NEW YORK -- Just as millions of Americans are about to hit the road for the Labor Day weekend holiday, gasoline prices have risen by, in some cases, as much as 15 cents a gallon.

Greg Beheler, an analyst for AAA of Southern West Virginia said it's more a case of supply and demand. AAA surveys show gasoline prices have risen 8 cents a gallon in a month, according to The Charleston Gazette.. "We're on the verge of Labor Day travel," he said. "We're looking at strong numbers, the highest in nine years. As you know, gasoline, crude oil, is a commodity. With high demand comes higher prices. I've also been hearing energy analysts talking about filling our strategic reserves, which takes some supply out of the market."

"But it seems every year at this time gasoline prices spike a little bit. It's almost customary. Motorists almost expect to pay a little more on holidays. It really doesn't deter traveling. It's only a few more dollars for a trip. I'm not sure it really affects motorists. I don't think that's an indicator of gouging. It's demand."

Jan Vineyard of the West Virginia Oil Marketers and Grocers Association, which represents convenience stores and independent grocers, refuted the theory that prices often rise during holidays. "That's what we often hear," she said. "I don't know that's always the case."

The Energy Information Agency releases a report every Wednesday, Vineyard said. This week it reported gas prices have raised 5.7 cents over the last week, Aug. 11-18. "There's a couple of reasons prices are going up. Number one, inventories were already low. The blackouts caused havoc on supply. A lot of our supply comes from Ashland, Ky. A lot of that had to go elsewhere."

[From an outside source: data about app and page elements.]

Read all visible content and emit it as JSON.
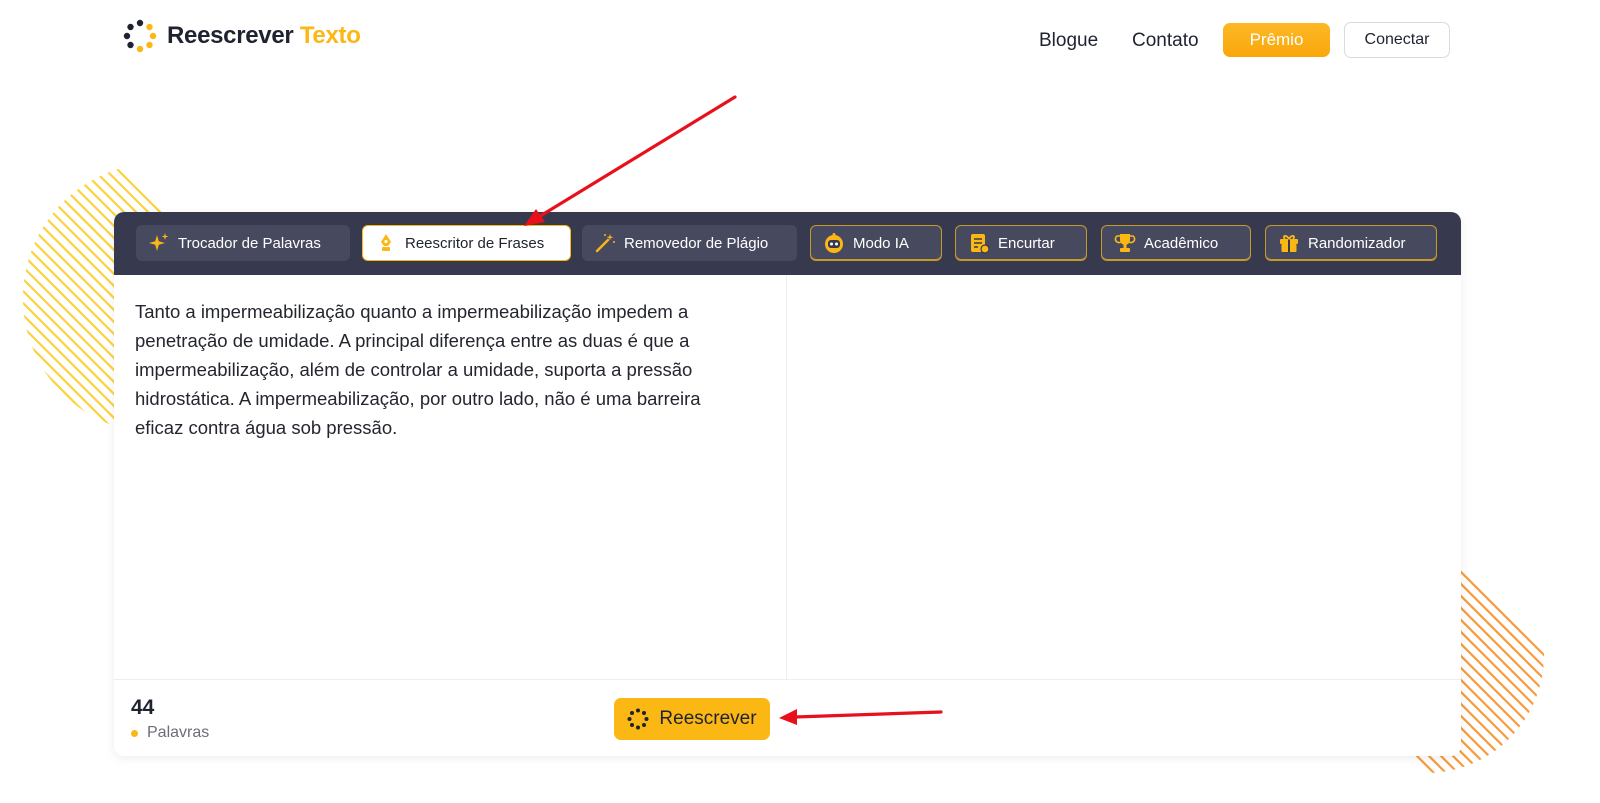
{
  "brand": {
    "name_part1": "Reescrever",
    "name_part2": "Texto",
    "accent_color": "#fbb714"
  },
  "nav": {
    "blog": "Blogue",
    "contact": "Contato",
    "premium": "Prêmio",
    "connect": "Conectar"
  },
  "modes": [
    {
      "label": "Trocador de Palavras",
      "icon": "sparkle-icon",
      "active": false,
      "premium": false
    },
    {
      "label": "Reescritor de Frases",
      "icon": "pen-nib-icon",
      "active": true,
      "premium": false
    },
    {
      "label": "Removedor de Plágio",
      "icon": "magic-wand-icon",
      "active": false,
      "premium": false
    },
    {
      "label": "Modo IA",
      "icon": "robot-icon",
      "active": false,
      "premium": true
    },
    {
      "label": "Encurtar",
      "icon": "document-icon",
      "active": false,
      "premium": true
    },
    {
      "label": "Acadêmico",
      "icon": "trophy-icon",
      "active": false,
      "premium": true
    },
    {
      "label": "Randomizador",
      "icon": "gift-icon",
      "active": false,
      "premium": true
    }
  ],
  "editor": {
    "input_text": "Tanto a impermeabilização quanto a impermeabilização impedem a penetração de umidade. A principal diferença entre as duas é que a impermeabilização, além de controlar a umidade, suporta a pressão hidrostática. A impermeabilização, por outro lado, não é uma barreira eficaz contra água sob pressão.",
    "output_text": ""
  },
  "footer": {
    "word_count": "44",
    "word_label": "Palavras",
    "rewrite_button": "Reescrever"
  }
}
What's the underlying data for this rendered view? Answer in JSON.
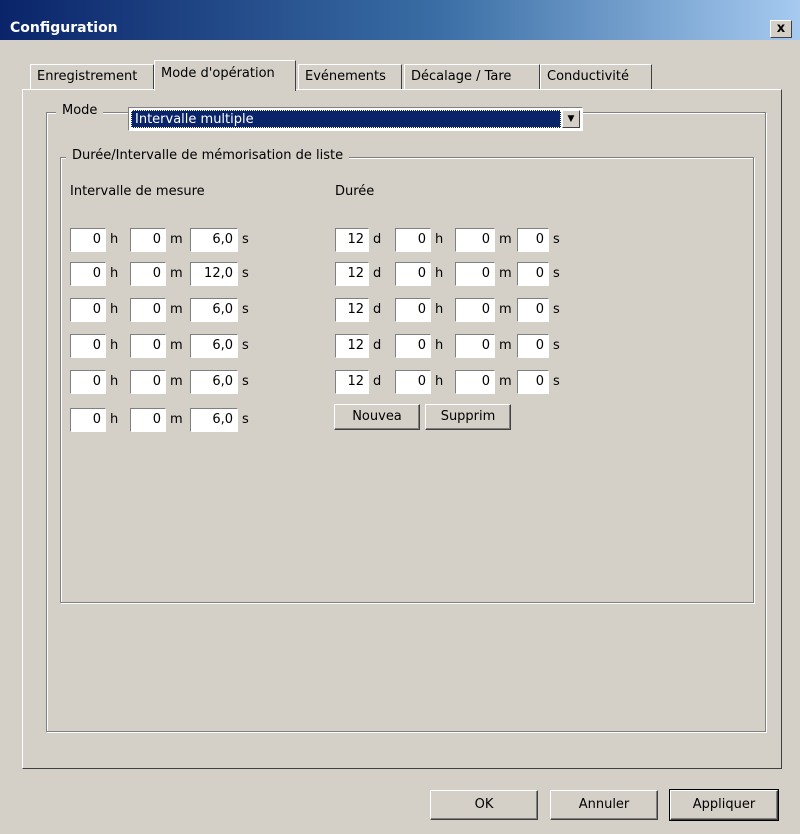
{
  "window": {
    "title": "Configuration",
    "close_label": "x"
  },
  "tabs": [
    {
      "label": "Enregistrement"
    },
    {
      "label": "Mode d'opération"
    },
    {
      "label": "Evénements"
    },
    {
      "label": "Décalage / Tare"
    },
    {
      "label": "Conductivité"
    }
  ],
  "mode": {
    "label": "Mode",
    "selected": "Intervalle multiple"
  },
  "group": {
    "label": "Durée/Intervalle de mémorisation de liste"
  },
  "interval": {
    "heading": "Intervalle de mesure",
    "units": {
      "h": "h",
      "m": "m",
      "s": "s"
    },
    "rows": [
      {
        "h": "0",
        "m": "0",
        "s": "6,0"
      },
      {
        "h": "0",
        "m": "0",
        "s": "12,0"
      },
      {
        "h": "0",
        "m": "0",
        "s": "6,0"
      },
      {
        "h": "0",
        "m": "0",
        "s": "6,0"
      },
      {
        "h": "0",
        "m": "0",
        "s": "6,0"
      },
      {
        "h": "0",
        "m": "0",
        "s": "6,0"
      }
    ]
  },
  "duration": {
    "heading": "Durée",
    "units": {
      "d": "d",
      "h": "h",
      "m": "m",
      "s": "s"
    },
    "rows": [
      {
        "d": "12",
        "h": "0",
        "m": "0",
        "s": "0"
      },
      {
        "d": "12",
        "h": "0",
        "m": "0",
        "s": "0"
      },
      {
        "d": "12",
        "h": "0",
        "m": "0",
        "s": "0"
      },
      {
        "d": "12",
        "h": "0",
        "m": "0",
        "s": "0"
      },
      {
        "d": "12",
        "h": "0",
        "m": "0",
        "s": "0"
      }
    ]
  },
  "actions": {
    "new_label": "Nouvea",
    "delete_label": "Supprim"
  },
  "footer": {
    "ok_label": "OK",
    "cancel_label": "Annuler",
    "apply_label": "Appliquer"
  }
}
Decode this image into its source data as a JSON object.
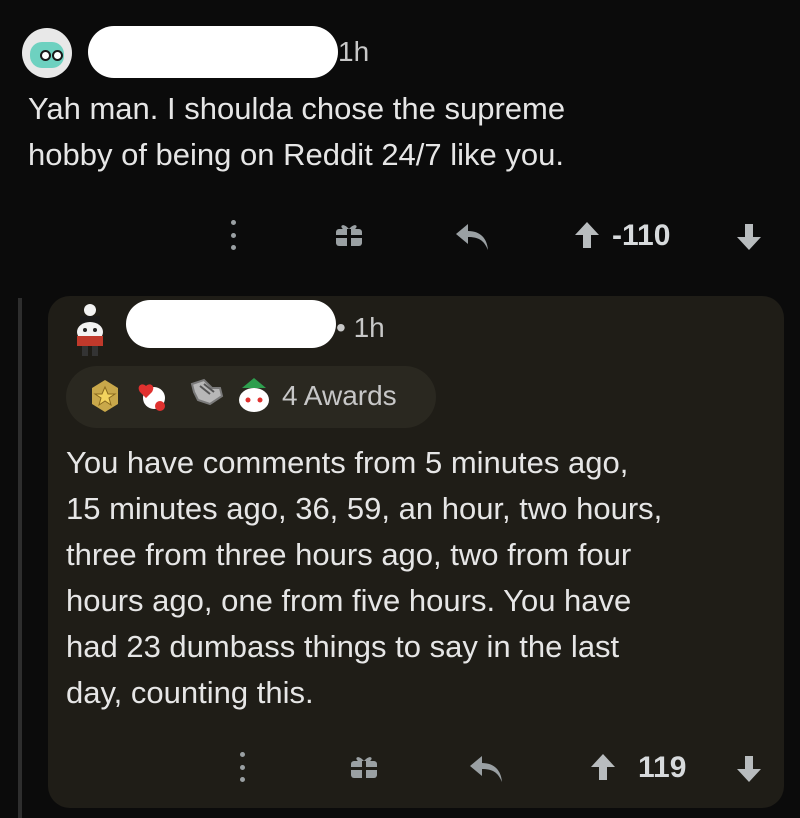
{
  "top_comment": {
    "time": "1h",
    "body_lines": [
      "Yah man. I shoulda chose the supreme",
      "hobby of being on Reddit 24/7 like you."
    ],
    "vote_count": "-110"
  },
  "reply": {
    "time": "• 1h",
    "awards_label": "4 Awards",
    "body_lines": [
      "You have comments from 5 minutes ago,",
      "15 minutes ago, 36, 59, an hour, two hours,",
      "three from three hours ago, two from four",
      "hours ago, one from five hours. You have",
      "had 23 dumbass things to say in the last",
      "day, counting this."
    ],
    "vote_count": "119"
  },
  "icons": {
    "more": "more-vertical-icon",
    "gift": "gift-icon",
    "reply": "reply-arrow-icon",
    "upvote": "upvote-arrow-icon",
    "downvote": "downvote-arrow-icon"
  },
  "colors": {
    "background": "#0b0b0b",
    "reply_card": "#1f1d17",
    "text": "#e6e6e6",
    "icon": "#9aa0a3"
  }
}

One problem particular for West Virginia is that the state is not served by a gasoline pipeline, the report said. Most of the gas arrives by barge at the Marathon terminal in Charleston. The Marathon terminal has run out of gas several times this month, according to Vineyard, forcing tanker trucks to drive to Kentucky or Roanoke, Va. to pick up gas. "That ultimately raises prices at the pumps," she said.